Sunday Worship Schedule
9:15 a.m. Children’s Sunday School
9:15 a.m. Adult Education and Fellowship
10:30 a.m. Worship
Holy Communion is served on the first and fourth Sundays of the month.
Bethany Lutheran Church
3901-36th Avenue South
Minneapolis, MN 55406
Office hours: M-F 9 a.m. – 1 p.m.
It’s the first week of Advent- and you know what that means, right- an apocalyptic text from the Gospel! What? You don’t know this one? This rule got by you?
Matthew 24: 36-44
“But about that day and hour no one knows, neither the angels of heaven, nor the Son, but only the Father. (full text at end of message)
An apocalyptic text is one which speaks of the end of the world, as Jesus does in the Matthew text for today. An apocalyptic text has drama, action, end of the world excitement ready-made and built-in. But why does the lectionary (the suggested Bible readings for the day, used by churches all over the world), give us this type of Biblical literature for the first week of Advent? Last week we had the crucifixion, this week we are getting the end of the world… what is the deal here?
Last Sunday, at Lifelong Learning, I attempted to show a video called “The Science of Happiness”. Technical difficulties kept us from seeing that video, but its message ties into today’s readings, and I want to tell you about it.

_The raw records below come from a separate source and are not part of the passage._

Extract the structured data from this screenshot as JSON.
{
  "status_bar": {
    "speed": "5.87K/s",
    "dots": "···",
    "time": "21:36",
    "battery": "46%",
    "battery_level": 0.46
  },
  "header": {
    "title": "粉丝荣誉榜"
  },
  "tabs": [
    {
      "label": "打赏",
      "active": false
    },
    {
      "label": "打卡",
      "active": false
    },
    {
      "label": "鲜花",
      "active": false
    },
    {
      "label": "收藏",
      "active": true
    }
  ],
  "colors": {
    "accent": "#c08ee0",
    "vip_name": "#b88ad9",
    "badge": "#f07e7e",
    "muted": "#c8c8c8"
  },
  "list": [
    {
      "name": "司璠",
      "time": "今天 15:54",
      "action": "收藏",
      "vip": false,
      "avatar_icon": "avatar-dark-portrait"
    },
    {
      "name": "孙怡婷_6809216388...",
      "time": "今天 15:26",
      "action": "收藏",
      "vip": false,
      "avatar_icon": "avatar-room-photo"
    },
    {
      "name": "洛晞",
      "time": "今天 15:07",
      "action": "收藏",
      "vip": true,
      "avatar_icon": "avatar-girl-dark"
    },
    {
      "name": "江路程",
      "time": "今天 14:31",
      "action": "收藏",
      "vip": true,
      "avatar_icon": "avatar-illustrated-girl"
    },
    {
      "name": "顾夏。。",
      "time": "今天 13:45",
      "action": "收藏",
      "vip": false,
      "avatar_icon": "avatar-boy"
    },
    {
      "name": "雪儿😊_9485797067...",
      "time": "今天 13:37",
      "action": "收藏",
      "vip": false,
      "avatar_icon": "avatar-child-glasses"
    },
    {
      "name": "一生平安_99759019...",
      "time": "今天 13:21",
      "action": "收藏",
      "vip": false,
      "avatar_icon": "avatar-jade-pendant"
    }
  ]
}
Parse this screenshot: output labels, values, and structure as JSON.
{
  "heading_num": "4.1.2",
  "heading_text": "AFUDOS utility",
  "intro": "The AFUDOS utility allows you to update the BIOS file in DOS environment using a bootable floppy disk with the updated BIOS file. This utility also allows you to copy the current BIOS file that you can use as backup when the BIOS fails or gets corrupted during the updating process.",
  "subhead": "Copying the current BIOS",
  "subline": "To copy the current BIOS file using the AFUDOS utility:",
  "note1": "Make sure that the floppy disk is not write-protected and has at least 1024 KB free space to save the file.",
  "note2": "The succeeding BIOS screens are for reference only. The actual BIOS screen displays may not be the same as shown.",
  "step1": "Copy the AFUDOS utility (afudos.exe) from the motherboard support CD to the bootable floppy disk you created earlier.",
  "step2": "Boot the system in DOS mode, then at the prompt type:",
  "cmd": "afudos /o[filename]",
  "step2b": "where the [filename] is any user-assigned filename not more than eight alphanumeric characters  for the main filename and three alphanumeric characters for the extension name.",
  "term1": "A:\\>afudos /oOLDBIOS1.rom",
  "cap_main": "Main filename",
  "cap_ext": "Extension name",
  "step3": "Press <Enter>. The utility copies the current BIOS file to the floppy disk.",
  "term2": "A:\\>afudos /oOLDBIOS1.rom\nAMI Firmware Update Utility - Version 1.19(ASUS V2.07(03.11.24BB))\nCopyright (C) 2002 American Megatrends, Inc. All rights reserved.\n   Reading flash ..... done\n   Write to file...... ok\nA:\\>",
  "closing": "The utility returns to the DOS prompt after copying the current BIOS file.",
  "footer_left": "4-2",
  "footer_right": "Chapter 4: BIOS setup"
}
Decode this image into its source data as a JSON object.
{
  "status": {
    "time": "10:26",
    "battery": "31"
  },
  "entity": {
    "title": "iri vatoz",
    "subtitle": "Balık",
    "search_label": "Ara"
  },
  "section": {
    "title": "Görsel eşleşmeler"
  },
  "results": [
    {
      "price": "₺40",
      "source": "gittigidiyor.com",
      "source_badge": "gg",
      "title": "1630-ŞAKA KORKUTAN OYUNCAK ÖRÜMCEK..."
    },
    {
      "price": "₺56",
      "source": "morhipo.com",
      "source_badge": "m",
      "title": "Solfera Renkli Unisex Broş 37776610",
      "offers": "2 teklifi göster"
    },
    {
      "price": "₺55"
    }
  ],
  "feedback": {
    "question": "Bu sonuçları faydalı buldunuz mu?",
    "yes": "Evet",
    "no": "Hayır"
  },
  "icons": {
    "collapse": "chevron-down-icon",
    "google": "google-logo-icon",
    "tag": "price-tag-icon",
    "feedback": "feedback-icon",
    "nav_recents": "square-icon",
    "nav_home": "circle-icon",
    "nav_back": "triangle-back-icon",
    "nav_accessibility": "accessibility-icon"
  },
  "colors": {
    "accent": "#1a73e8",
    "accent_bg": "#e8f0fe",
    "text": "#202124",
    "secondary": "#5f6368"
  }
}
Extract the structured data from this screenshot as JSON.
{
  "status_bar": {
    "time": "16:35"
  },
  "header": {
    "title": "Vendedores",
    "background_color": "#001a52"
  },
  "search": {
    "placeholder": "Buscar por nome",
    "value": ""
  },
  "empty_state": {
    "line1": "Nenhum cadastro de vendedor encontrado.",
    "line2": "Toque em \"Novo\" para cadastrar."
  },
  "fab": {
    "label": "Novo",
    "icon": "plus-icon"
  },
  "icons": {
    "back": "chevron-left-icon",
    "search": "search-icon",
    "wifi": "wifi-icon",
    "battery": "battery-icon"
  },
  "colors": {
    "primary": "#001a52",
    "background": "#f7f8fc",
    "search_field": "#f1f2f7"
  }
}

The YouTube video was an attempt to corroborate the idea that the act of being grateful, of saying thank you, increases one’s sense of personal happiness. People who say thank you, and mean it, are happier than those who do not.
I bet you are thinking, how tough is that to figure out? You are right, it is not that hard. But what made the video so charming, and so interesting, was watching that idea play out – watching it become reality, rather than just a factoid.
It seems out of place, doesn’t it? This stark narrative of death by torture, the Gospel for today. I mean, we are about to go into Advent, Christmas is almost here- and that’s the season of relentless commercials spreading the message of good cheer and hyper-sentimentality.
So what’s with the death scene? Why get us all bummed out with Jesus dying, when we are ready to celebrate Jesus’ birth? We don’t want the end of the story, we want to start at the beginning, when it is all fresh and new, and covered in fluffy snow for a good Christmas card image.
It is Sundays like today that I am grateful for the lectionary, the listing of texts that are suggested for the readings in the church. Christians all around the world are hearing these same verses today. To tell the truth, I would never choose to preach on the crucifixion the week before Advent. But now that it has been given to me, and I’ve given the subject some thought, this is exactly what I want to talk about.